That being said, if you don’t have guidance, the general rule of thumb here is to offer information so the underwriter (or whoever is preparing your package) doesn’t have to dig for it and come to their own conclusions.
Underwriters review your credit, your business credit, your state and federal organization filings, other processor’s lists and often your bank statements – there’s a lot of information there.
You should assume your underwriter is going to see those “black marks” and make their own judgments if you don’t offer any explanation up front.
Don’t ever ask an underwriter “why” they’re asking for information. This immediately puts them on the defensive.
You want to massage this situation – give them every reason possible to approve your account. If they think of you as an open book, they will inherently have more trust in you.
One of the first things underwriters look at is the amount of volume being requested. It’s very common for business owners to get defensive and “tell underwriters” how much they’ll be processing.
A couple important notes:
First, the monthly volume that you list on an application is a request for volume – not a demand.
Second, that number can always be the same or slightly higher than what your current volume is.
But if you don’t have any history or are currently doing low volume and anticipate a big spike in volume, it’s really important to know the correct amount to request & how to get to the volume you need.
For example, If you’re a brand new business or only processing $10,000 a month and you indicate that you’ll be processing a million dollars next month – underwriters will need to see evidence as to why that’s possible.
They’ll also want to see a whole host of information to show that you’re financially stable enough to go on the hook for a million dollars in the next 30 days (tax returns, financials, bank statements etc).
You’re FAR better off putting the most conservative numbers you can on your applications and growing slowly.
Asking for a significant increase in volume from your current level raises a flag for underwriters.

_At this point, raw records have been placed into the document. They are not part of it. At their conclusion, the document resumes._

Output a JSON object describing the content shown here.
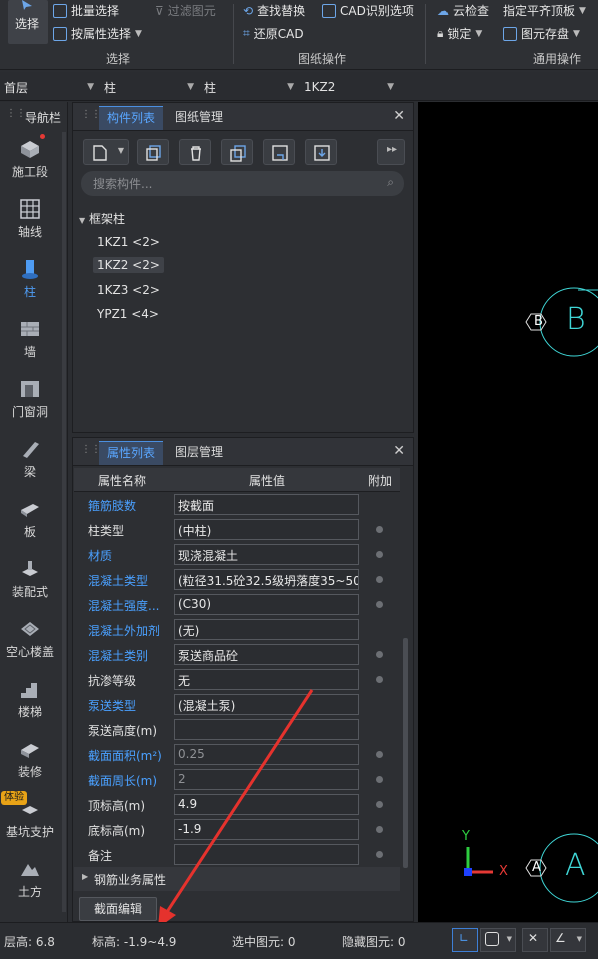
{
  "ribbon": {
    "groups": [
      {
        "label": "选择"
      },
      {
        "label": "图纸操作"
      },
      {
        "label": "通用操作"
      }
    ],
    "select_big": "选择",
    "batch_select": "批量选择",
    "attr_select": "按属性选择",
    "filter_elements": "过滤图元",
    "find_replace": "查找替换",
    "cad_options": "CAD识别选项",
    "restore_cad": "还原CAD",
    "cloud_check": "云检查",
    "align_top": "指定平齐顶板",
    "lock": "锁定",
    "save_elements": "图元存盘"
  },
  "filterbar": {
    "floor": "首层",
    "category": "柱",
    "type": "柱",
    "component": "1KZ2"
  },
  "navbar": {
    "title": "导航栏",
    "items": [
      {
        "label": "施工段",
        "icon": "construction-segment-icon"
      },
      {
        "label": "轴线",
        "icon": "axis-grid-icon"
      },
      {
        "label": "柱",
        "icon": "column-icon"
      },
      {
        "label": "墙",
        "icon": "wall-icon"
      },
      {
        "label": "门窗洞",
        "icon": "door-window-icon"
      },
      {
        "label": "梁",
        "icon": "beam-icon"
      },
      {
        "label": "板",
        "icon": "slab-icon"
      },
      {
        "label": "装配式",
        "icon": "prefab-icon"
      },
      {
        "label": "空心楼盖",
        "icon": "hollow-floor-icon"
      },
      {
        "label": "楼梯",
        "icon": "stairs-icon"
      },
      {
        "label": "装修",
        "icon": "decoration-icon"
      },
      {
        "label": "基坑支护",
        "icon": "pit-support-icon",
        "badge": "体验"
      },
      {
        "label": "土方",
        "icon": "earthwork-icon"
      }
    ]
  },
  "component_panel": {
    "tabs": [
      "构件列表",
      "图纸管理"
    ],
    "search_placeholder": "搜索构件...",
    "tree": {
      "group": "框架柱",
      "items": [
        "1KZ1 <2>",
        "1KZ2 <2>",
        "1KZ3 <2>",
        "YPZ1 <4>"
      ],
      "selected": "1KZ2 <2>"
    }
  },
  "property_panel": {
    "tabs": [
      "属性列表",
      "图层管理"
    ],
    "headers": [
      "属性名称",
      "属性值",
      "附加"
    ],
    "rows": [
      {
        "name": "箍筋肢数",
        "value": "按截面",
        "blue": true,
        "dot": false,
        "dim": false
      },
      {
        "name": "柱类型",
        "value": "(中柱)",
        "blue": false,
        "dot": true,
        "dim": false
      },
      {
        "name": "材质",
        "value": "现浇混凝土",
        "blue": true,
        "dot": true,
        "dim": false
      },
      {
        "name": "混凝土类型",
        "value": "(粒径31.5砼32.5级坍落度35~50)",
        "blue": true,
        "dot": true,
        "dim": false
      },
      {
        "name": "混凝土强度...",
        "value": "(C30)",
        "blue": true,
        "dot": true,
        "dim": false
      },
      {
        "name": "混凝土外加剂",
        "value": "(无)",
        "blue": true,
        "dot": false,
        "dim": false
      },
      {
        "name": "混凝土类别",
        "value": "泵送商品砼",
        "blue": true,
        "dot": true,
        "dim": false
      },
      {
        "name": "抗渗等级",
        "value": "无",
        "blue": false,
        "dot": true,
        "dim": false
      },
      {
        "name": "泵送类型",
        "value": "(混凝土泵)",
        "blue": true,
        "dot": false,
        "dim": false
      },
      {
        "name": "泵送高度(m)",
        "value": "",
        "blue": false,
        "dot": false,
        "dim": false
      },
      {
        "name": "截面面积(m²)",
        "value": "0.25",
        "blue": true,
        "dot": true,
        "dim": true
      },
      {
        "name": "截面周长(m)",
        "value": "2",
        "blue": true,
        "dot": true,
        "dim": true
      },
      {
        "name": "顶标高(m)",
        "value": "4.9",
        "blue": false,
        "dot": true,
        "dim": false
      },
      {
        "name": "底标高(m)",
        "value": "-1.9",
        "blue": false,
        "dot": true,
        "dim": false
      },
      {
        "name": "备注",
        "value": "",
        "blue": false,
        "dot": true,
        "dim": false
      }
    ],
    "steel_group": "钢筋业务属性",
    "section_edit": "截面编辑"
  },
  "canvas": {
    "axis_b": "B",
    "axis_a": "A",
    "axis_y": "Y",
    "axis_x": "X"
  },
  "statusbar": {
    "floor_height": "层高:  6.8",
    "elevation": "标高:  -1.9~4.9",
    "selected": "选中图元:  0",
    "hidden": "隐藏图元:  0"
  },
  "colors": {
    "accent": "#4aa0ff",
    "annotation_arrow": "#e5322d",
    "canvas": "#000000",
    "axis_cyan": "#3fd6d6"
  }
}
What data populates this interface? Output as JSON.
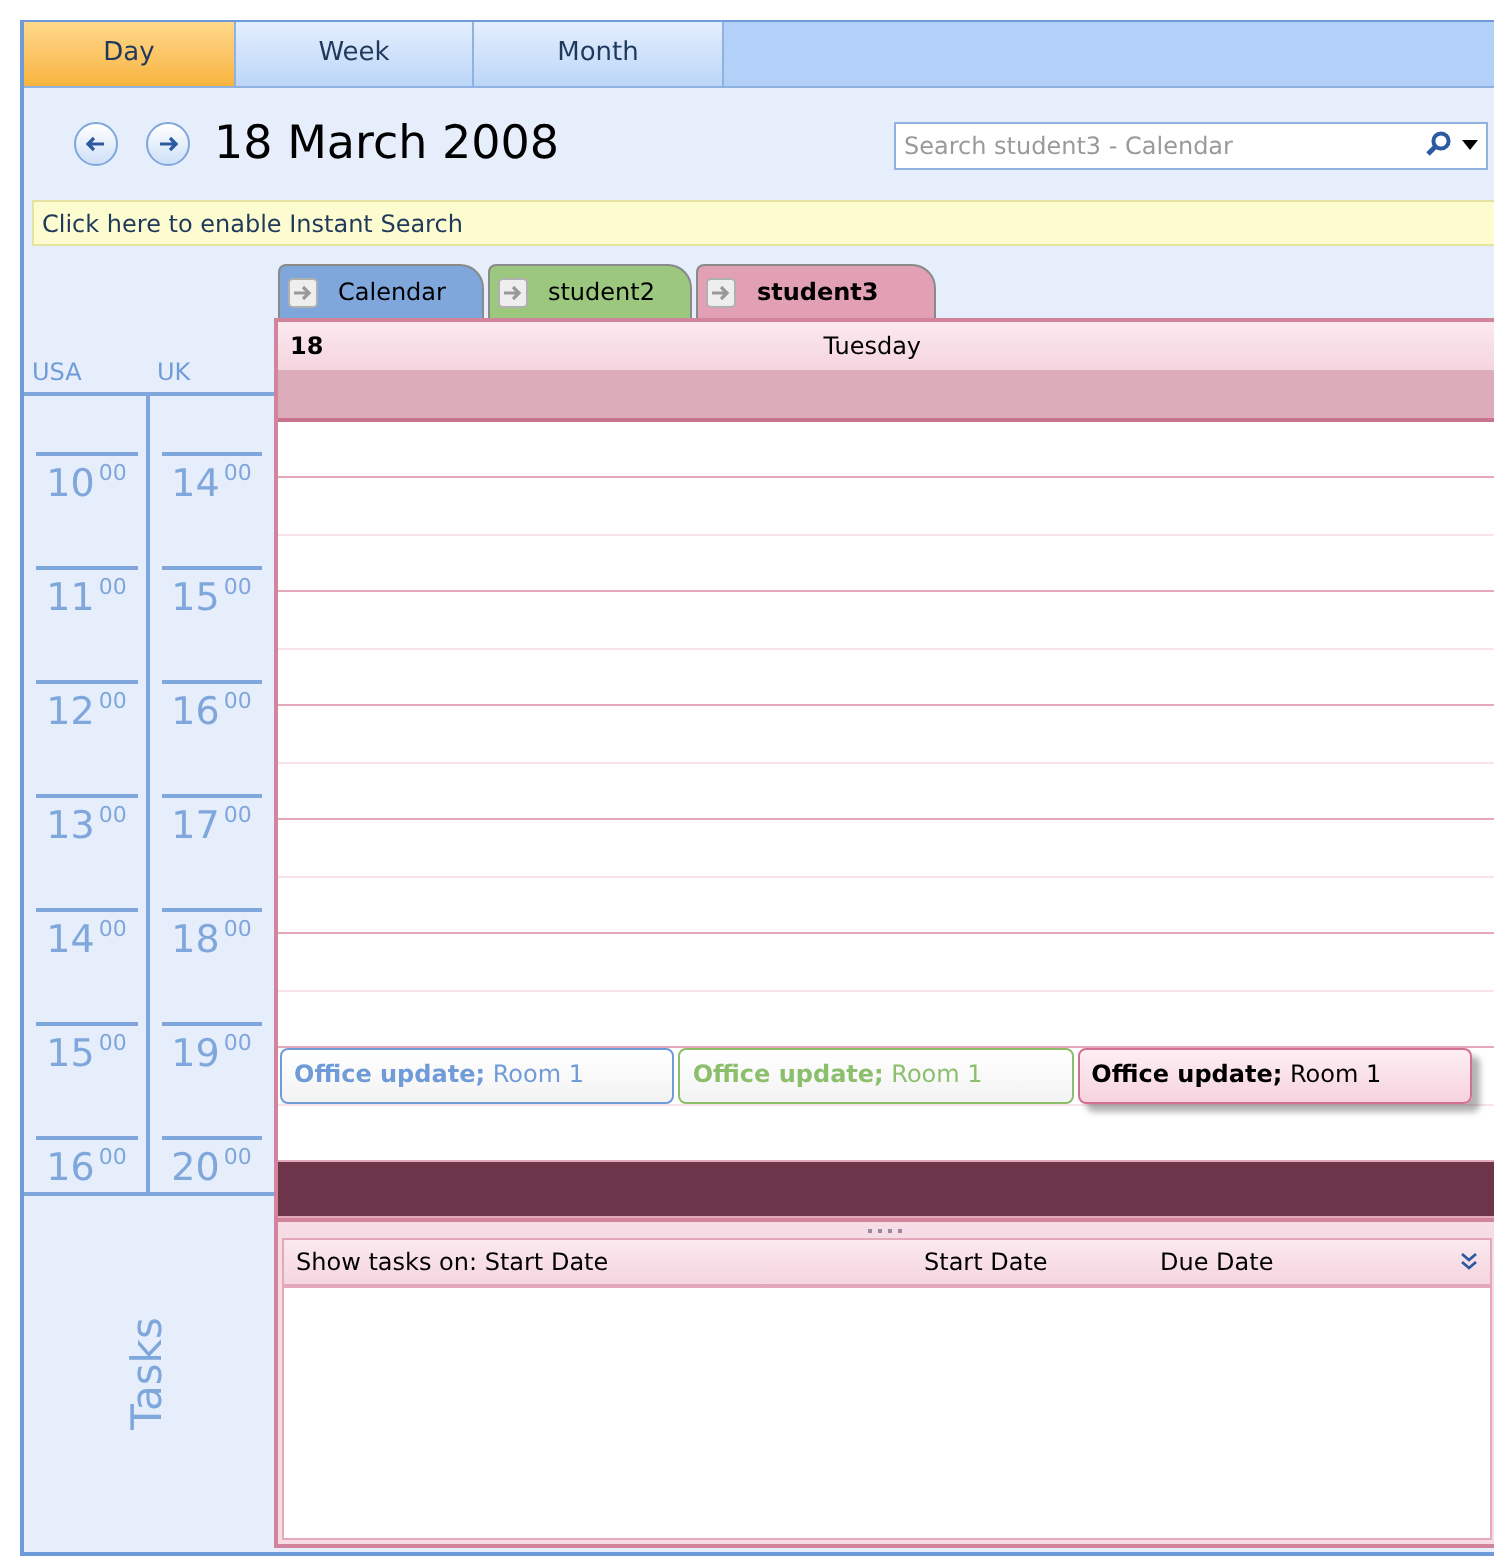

If you’re 100% sure you’ll be growing at that pace, we highly encourage you to work with someone that has experience navigating the underwriting process.